━━━ Input
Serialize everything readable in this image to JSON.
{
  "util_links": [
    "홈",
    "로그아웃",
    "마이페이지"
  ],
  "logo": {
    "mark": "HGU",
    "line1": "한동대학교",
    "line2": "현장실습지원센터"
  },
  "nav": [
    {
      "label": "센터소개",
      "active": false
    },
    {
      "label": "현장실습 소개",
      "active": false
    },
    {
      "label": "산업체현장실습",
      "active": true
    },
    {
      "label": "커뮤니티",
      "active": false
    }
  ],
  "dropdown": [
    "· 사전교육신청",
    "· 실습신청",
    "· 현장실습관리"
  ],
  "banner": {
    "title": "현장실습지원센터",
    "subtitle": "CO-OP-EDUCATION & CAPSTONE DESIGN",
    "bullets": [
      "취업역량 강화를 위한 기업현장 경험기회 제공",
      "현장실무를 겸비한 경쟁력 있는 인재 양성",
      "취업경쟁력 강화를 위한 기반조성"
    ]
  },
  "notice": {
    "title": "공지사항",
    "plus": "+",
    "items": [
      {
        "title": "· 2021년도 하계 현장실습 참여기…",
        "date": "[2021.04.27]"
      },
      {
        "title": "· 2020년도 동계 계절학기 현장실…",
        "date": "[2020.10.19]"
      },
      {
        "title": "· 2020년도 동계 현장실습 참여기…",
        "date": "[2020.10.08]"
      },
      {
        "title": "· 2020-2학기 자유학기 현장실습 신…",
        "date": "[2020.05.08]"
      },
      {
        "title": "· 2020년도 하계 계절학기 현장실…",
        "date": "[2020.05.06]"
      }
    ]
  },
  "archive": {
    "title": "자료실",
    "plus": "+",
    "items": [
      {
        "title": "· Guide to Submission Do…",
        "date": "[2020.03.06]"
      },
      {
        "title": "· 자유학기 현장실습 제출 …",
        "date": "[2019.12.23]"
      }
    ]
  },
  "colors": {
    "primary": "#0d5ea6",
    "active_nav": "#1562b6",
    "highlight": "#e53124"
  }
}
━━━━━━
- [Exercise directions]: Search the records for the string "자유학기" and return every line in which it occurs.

- [Answer space]:
        "title": "· 2020-2학기 자유학기 현장실습 신…",
        "title": "· 자유학기 현장실습 제출 …",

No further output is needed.